The good news announces that God is love and even though we reject his love he does not cease to love us. Rather, in Christ, he has acted to reconcile us to himself. That’s because God is love and he created us in love and for love as dearly loved children in the mutual relations of love.
But the message of good news can sound like bad news when it presents God as the Judge whose primary concern is our conformity to his law. The judge who deals with our failure to conform by granting us right legal standing before him.
Jesus unveils God to us as loving Father who is open, relational and self-giving towards us. The Father who restores love relationships with estranged people through his dearly loved Son. This loving Father that we meet in Jesus cannot be thought of primarily as a Judge seeking a legal settlement.
And so the good news makes family images central rather than courtroom images. God as Judge does grant us right legal status through all that Jesus did for us. Nevertheless, the Father’s primary purpose is to include us in the love relationship he has with his Son by the Spirit . Just as the Father is in love relationship with his unique Son, so we are called into love relationship with the Father as dearly loved children in union with his Son by the Spirit.
From time to time we are reminded that we can only be right with God through Jesus. These reminders fix our faith fully on all that Jesus is for us so that we are turned out of ourselves to Christ alone.
But all too often, we are told that we must now live holy lives. And the result is we are turned back on ourselves introspectively concerned to be all that God demands by our own efforts. We are no longer turned out of ourselves to Christ alone but rather preoccupied with our own performance. Against this, the New Testament calls us to see that Christ isn’t only our righteousness but also our holiness (1 Corinthians 1: 30). He alone is the holy one who is fully pleasing to his Father. And our holiness is sharing in his holiness. In union with Christ, his righteousness becomes ours and also his holiness. One with Christ we are fully set apart for God as his holy ones.
Nevertheless, we are called to become more and more holy in our daily lives. Does that mean that we are again thrown back on our own resources to achieve daily holiness ourselves? No! By the Spirit I am in Christ so that his holiness becomes mine. And by the Spirit, Christ is in me to work out his own holiness within me. I no longer live striving for my own holiness, but Christ lives in me to live out his own holiness in and through me. He alone is our holiness in every way. Turned out of ourselves we live in Christ as he lives in us.

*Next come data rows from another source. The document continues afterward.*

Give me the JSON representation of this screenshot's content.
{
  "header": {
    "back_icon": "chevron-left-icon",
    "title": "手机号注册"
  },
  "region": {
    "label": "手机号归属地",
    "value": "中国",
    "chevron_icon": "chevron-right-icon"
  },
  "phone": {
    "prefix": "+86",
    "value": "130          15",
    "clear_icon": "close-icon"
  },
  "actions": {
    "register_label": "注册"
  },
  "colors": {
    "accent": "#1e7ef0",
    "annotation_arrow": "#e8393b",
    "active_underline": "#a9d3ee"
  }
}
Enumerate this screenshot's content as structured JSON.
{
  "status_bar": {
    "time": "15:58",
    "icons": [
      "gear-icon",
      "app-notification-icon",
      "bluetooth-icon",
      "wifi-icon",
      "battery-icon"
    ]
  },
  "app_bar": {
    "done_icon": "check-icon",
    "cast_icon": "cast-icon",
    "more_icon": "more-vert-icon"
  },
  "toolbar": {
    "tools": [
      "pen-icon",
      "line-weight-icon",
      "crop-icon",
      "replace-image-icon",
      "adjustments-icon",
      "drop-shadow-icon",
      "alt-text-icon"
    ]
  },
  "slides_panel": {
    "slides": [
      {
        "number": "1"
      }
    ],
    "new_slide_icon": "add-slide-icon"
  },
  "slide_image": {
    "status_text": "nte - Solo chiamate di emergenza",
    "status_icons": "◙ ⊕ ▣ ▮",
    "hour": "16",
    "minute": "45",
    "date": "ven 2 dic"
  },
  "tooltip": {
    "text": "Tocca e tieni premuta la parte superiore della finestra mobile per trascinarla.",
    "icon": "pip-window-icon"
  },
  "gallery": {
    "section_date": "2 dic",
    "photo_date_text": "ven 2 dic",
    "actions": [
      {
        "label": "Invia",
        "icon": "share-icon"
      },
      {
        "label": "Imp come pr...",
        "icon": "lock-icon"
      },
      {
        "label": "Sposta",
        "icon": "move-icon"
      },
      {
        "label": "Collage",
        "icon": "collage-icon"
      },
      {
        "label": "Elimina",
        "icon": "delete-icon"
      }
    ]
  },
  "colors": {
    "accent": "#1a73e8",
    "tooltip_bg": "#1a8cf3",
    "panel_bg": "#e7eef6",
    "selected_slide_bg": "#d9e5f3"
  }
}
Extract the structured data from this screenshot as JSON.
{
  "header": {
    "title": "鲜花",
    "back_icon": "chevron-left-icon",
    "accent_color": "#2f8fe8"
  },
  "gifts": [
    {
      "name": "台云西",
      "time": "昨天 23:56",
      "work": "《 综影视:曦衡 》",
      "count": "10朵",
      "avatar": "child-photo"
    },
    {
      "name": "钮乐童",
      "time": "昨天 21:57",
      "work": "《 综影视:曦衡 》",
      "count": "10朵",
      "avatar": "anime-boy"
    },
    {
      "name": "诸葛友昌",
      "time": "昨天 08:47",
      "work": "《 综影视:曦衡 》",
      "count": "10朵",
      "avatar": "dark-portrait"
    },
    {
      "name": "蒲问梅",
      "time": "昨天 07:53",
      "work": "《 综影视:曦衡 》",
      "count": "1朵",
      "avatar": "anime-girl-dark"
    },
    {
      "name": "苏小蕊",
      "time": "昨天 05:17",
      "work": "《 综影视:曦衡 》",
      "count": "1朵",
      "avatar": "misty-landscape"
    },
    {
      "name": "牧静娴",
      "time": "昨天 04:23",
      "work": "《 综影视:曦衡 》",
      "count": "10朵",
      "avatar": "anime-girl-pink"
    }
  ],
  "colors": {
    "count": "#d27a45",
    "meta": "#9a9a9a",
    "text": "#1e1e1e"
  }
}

The Father’s Son became one of us to take our place even unto death. Now, he stands before his Father in our place and by his Spirit we know that his abba is ours. There is no need for us to find our own place before God for Christ alone is our place with God. Our lives are hidden with him in God.
We affirm all this as wonderfully true and yet, in our daily lives, we feel under pressure to focus much more on trying to find our own place with God. This distorted and distorting emphasis upon our own independent religious activity leads to frustration, failure and a lack of real assurance.
In our daily lives before our Father we must fully embrace that it is not what we are or do that counts, but Christ alone. We continually trust in who he is for us, with us and in us. We rest only in what he has done and continues to do for us. It is by his grace alone that we are put in the right with God, and by his grace alone that we live day by day as abba’s children.
The living Christ indwells us by the Spirit setting us free to rest in his transforming power. Trusting in him alone rather than our own efforts we live and move in joyful freedom before our Father. I no longer live but Christ lives in me and the life that I do live is by faith in the one who loved me and gave himself for me. I do so because he goes on loving me and giving himself to me as he lives his own life in and through me.
The God of grace began his good work within us and he will carry it on to completion until the day of Christ Jesus. Of course, we work out the good work of God in our daily lives but only as he works within us by his Spirit in union with Christ. We are liberated to become all that God wants us to be because of what the Triune God of grace has done, is doing and will do.
In living union with Christ, we are assured that we are the Father’s dearly loved children free to grow into the reality of who we already are. We have confidence to grow up into Christ as we share in his intimate relationship with the Father by the Spirit . We are not turned in on ourselves engaged in a long, gruelling battle with sin that we must fight in our own strength. No, turned out of ourselves to Christ by the Spirit, we work out daily our transformation freely and joyfully as we share in God’s triune life of love.
T F Torrance points out that too often we are thrown back upon ourselves to become the kind of persons we ought to be by our own efforts. In contrast, the New Testament continually throws us onto the grace of our Father in union with his Son free to grow into ever deeper likeness to Jesus by the power of his Spirit.